■ Task objective: Your task is to copy each line of the material that holds the word "Highlights".

■ Task input:
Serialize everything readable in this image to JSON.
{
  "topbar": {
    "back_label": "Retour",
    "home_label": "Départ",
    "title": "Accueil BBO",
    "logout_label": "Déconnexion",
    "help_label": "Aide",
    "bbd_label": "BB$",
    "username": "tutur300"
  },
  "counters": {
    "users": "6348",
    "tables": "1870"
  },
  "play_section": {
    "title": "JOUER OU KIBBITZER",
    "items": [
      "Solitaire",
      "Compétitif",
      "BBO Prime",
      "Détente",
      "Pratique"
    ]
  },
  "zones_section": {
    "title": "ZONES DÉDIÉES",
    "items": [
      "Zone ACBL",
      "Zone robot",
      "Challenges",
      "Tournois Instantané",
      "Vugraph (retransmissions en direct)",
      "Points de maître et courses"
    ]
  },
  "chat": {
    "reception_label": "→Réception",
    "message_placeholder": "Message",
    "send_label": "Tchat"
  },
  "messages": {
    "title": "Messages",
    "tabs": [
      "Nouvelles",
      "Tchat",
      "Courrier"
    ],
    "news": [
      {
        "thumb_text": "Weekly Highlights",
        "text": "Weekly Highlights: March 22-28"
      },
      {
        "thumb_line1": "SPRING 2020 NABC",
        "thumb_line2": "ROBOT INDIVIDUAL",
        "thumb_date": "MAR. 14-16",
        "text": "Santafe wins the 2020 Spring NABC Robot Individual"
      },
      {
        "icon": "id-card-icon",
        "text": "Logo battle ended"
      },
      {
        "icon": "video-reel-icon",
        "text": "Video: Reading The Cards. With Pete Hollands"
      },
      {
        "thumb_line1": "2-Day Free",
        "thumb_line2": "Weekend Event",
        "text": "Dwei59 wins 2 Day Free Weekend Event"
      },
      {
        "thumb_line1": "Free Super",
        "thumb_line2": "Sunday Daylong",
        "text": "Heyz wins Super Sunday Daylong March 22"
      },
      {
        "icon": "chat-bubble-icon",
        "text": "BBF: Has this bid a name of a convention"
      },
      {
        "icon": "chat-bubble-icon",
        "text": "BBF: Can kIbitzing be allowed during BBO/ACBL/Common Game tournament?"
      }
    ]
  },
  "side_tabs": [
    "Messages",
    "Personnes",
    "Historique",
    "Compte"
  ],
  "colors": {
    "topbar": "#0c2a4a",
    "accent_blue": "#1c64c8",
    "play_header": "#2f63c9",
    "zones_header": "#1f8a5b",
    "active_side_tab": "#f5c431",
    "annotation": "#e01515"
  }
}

■ Solution:
        "thumb_text": "Weekly Highlights",
        "text": "Weekly Highlights: March 22-28"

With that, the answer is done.